“Work up your speed,” Earl MacDonald tells a student at the piano in his jazz improvisation class. “It’s good, but you have to get to where it flies.”
|Earl MacDonald, associate professor of music, teaches a class on jazz improvisation. MacDonald has been recognized for innovative teaching.
|Photo by Peter Morenus
MacDonald, an associate professor of music and director of
jazz studies, has the five students in the class take turns playing solo.
Afterward, there’s a short discussion about rhythmic options.
“Improvising is a very important part of what musicianship is,” says MacDonald.
“It’s something that’s missing in a lot of people’s training.
“It is a little intimidating when you’re just starting out,” he adds, “but it’s important to do. You won’t always be hidden in an ensemble. You will often be
the focus.
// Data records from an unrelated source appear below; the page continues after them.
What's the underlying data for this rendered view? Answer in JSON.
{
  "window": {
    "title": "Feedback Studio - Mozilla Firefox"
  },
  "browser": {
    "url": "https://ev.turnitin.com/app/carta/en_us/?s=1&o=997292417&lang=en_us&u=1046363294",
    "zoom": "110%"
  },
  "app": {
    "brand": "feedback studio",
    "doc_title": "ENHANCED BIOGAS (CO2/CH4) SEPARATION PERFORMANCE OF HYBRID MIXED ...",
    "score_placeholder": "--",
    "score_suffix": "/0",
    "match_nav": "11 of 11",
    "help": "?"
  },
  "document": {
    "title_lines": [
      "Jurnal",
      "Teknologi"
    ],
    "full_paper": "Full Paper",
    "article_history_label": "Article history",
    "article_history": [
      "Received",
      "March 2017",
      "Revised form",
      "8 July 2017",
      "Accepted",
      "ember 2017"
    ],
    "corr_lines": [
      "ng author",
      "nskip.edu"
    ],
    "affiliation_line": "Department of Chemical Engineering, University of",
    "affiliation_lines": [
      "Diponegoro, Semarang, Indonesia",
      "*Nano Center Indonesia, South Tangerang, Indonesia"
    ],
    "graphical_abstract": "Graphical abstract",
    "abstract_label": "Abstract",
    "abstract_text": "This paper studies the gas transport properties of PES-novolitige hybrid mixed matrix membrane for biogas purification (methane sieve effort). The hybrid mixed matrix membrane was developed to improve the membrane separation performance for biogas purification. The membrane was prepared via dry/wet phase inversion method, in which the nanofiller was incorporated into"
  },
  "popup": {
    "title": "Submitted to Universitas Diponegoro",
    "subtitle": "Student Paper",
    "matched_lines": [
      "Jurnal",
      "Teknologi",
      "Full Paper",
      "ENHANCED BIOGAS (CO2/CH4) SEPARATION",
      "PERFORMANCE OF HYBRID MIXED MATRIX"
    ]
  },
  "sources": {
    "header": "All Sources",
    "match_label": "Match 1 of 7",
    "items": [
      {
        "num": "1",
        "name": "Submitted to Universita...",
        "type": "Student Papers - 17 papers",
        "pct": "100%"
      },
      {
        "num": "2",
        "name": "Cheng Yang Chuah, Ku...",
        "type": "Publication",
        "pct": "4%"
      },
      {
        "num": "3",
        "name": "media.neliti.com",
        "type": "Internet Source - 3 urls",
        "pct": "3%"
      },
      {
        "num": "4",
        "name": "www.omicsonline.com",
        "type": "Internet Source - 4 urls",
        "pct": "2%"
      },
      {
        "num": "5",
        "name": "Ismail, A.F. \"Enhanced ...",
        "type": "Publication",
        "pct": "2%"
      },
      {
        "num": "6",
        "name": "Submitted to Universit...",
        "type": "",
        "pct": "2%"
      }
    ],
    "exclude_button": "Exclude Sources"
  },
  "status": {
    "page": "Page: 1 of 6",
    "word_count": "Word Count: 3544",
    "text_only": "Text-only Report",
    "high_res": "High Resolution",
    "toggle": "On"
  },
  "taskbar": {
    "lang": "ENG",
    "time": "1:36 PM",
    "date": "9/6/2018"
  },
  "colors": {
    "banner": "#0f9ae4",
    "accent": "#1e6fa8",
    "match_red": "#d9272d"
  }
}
That’s why I have
my students doing solos.”
A performer and composer who joined the UConn faculty in 2000, MacDonald leads the Jazz Ensemble and the Jazz Sextet.
In 2006, he received an award for innovation in teaching from the AAUP.
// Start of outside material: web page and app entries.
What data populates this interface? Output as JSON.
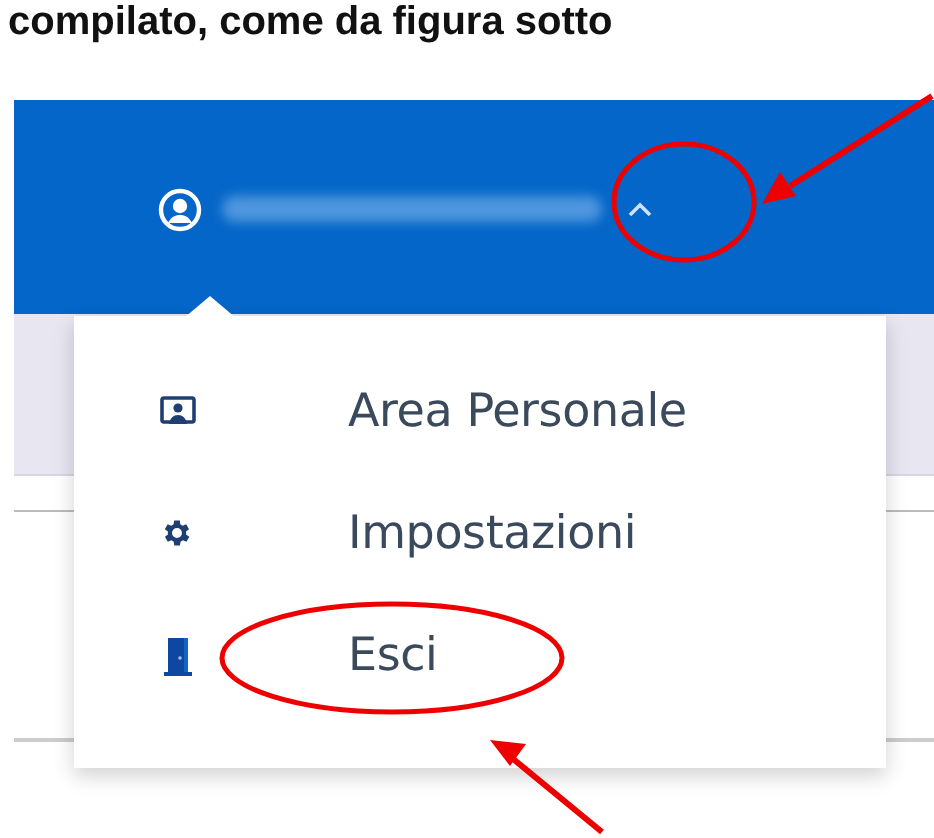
{
  "caption": "compilato, come da figura sotto",
  "header": {
    "menu_expanded": true
  },
  "menu": {
    "items": [
      {
        "kind": "profile",
        "label": "Area Personale"
      },
      {
        "kind": "settings",
        "label": "Impostazioni"
      },
      {
        "kind": "logout",
        "label": "Esci"
      }
    ]
  }
}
MacDonald helped bring about the University’s decision to offer
a bachelor’s degree with an emphasis in jazz studies, beginning in 2003.
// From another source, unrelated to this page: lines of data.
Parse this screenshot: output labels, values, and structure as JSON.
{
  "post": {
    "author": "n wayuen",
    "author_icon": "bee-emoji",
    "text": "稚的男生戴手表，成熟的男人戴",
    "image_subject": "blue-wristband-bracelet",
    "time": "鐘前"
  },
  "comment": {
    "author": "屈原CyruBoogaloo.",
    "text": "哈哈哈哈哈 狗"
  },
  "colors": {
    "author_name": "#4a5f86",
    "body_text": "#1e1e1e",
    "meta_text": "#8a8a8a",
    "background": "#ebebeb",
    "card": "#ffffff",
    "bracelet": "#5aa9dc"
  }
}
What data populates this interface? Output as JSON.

“I thought it was important from a recruiting standpoint,” he says.
“It helps us attract students who are passionate about jazz, and I wanted to be able to compete with other schools in the region.”
He also reduced the size of the Jazz Ensemble, which previously had up to 20 musicians, to half that number.
“The smaller size enables us
to focus on the improvisational techniques and soloing,” he says.
MacDonald often rehearses
his new works with his student ensembles.
“It’s great for me because I get to hear my music played,” he says.
“I can hear what subtle changes I might want to make, and it benefits the students because it’s not often they get to work directly with a composer.”
Laura Merwin, a music education major, says, “Not only is Earl a great teacher and motivator, he is also a great composer. He often brings his charts into rehearsal for us to play and perform. Rather than playing standard repertoire, this allows us to see another side of jazz, as well as another side of the jazz industry – composition.”
Tom Wise, also a music education major, says MacDonald inspires him.
“He has been a great influence
on my music-making in the way he approaches learning the jazz idiom,” he says.
“But what inspires me the most is when we play his original compositions. He has a very good ear for compelling melodies and harmonies, and I’d love to be able to write like that myself.”
Daniel Campolieta, who is also majoring in music education, says, “As his student and aspiring jazz pianist and composer, I have had many opportunities to work with him in ensembles, classes, and independent studies. Professor MacDonald … is constantly looking for avenues to improve the jazz department in ways that provide his students with the best, hands-on experiences that will prepare them for the real world.”
The real-world experience MacDonald offers his students has included recording several CDs
of both his and the students’ new compositions and arrangements. The recordings have received
Dean David Woods says MacDonald has been “masterful at incorporating his cutting-edge research interests into his teaching, and in so doing, capturing the imagination, interest, and passion of his students.”
The big picture
MacDonald says he is proud of his collaborative projects. “It has broadened the perspectives of all the students,” he says.
When he served on the Raymond and Beverly Sackler music composition committee, for example, he suggested that a piece be commissioned for studio orchestra, which combines a symphony orchestra with a jazz big band.
“I saw it as an opportunity
to bring string and wind players – whose passions are classical
music – together with the jazzers,” he says.
He came up with the idea of commissioning Grammy award-winning composer Jim McNeely to write a studio orchestra piece.
“It was wonderful for the students to rehearse with him, and a great experience for the musicians to learn about each others’ genres,” MacDonald says.
The piece, “September Triptych,” was performed by UConn students at Carnegie Hall and featured MacDonald as piano soloist.
“I try to make jazz as real for students as possible,” he says.
“I don’t want to tell them to prepare something just for the sake of a test. I’m thinking of the big picture. What happens when they graduate? Can they improvise? Will they get calls to play gigs?”
That’s the idea behind Lu’s Café, a collaboration with the School of Family Studies.
Lu’s Café, located in the Family Studies Building, is a venue for weekly student jazz sessions.
The Thursday night events start at
9 p.m. and end at 11 p.m. No
alcohol is served. Each week, it draws about 80 people.
“It gets my students out there doing what we should be doing – performing,” MacDonald says.
“They get to hone their skills. I emphasize how important it is for them to memorize standard jazz repertoire, because in the real world, you don’t show up with music stands. Everyone takes a shot improvising. It feels like a real jazz club and everyone is really into it.”
MacDonald also has an ongoing collaboration with Jean Sabatine, professor of dance. “We had dancers improvise to my jazz sextet’s music.
It was interesting seeing how the musicians responded to the students’ dancing and vice versa. It’s a nice interplay.”
They performed at the Benton Museum, the Studio Theater, and Jorgensen Gallery.
“Any time students are exposed to a different kind of art,” he adds, “it expands what they’re doing in their own areas.”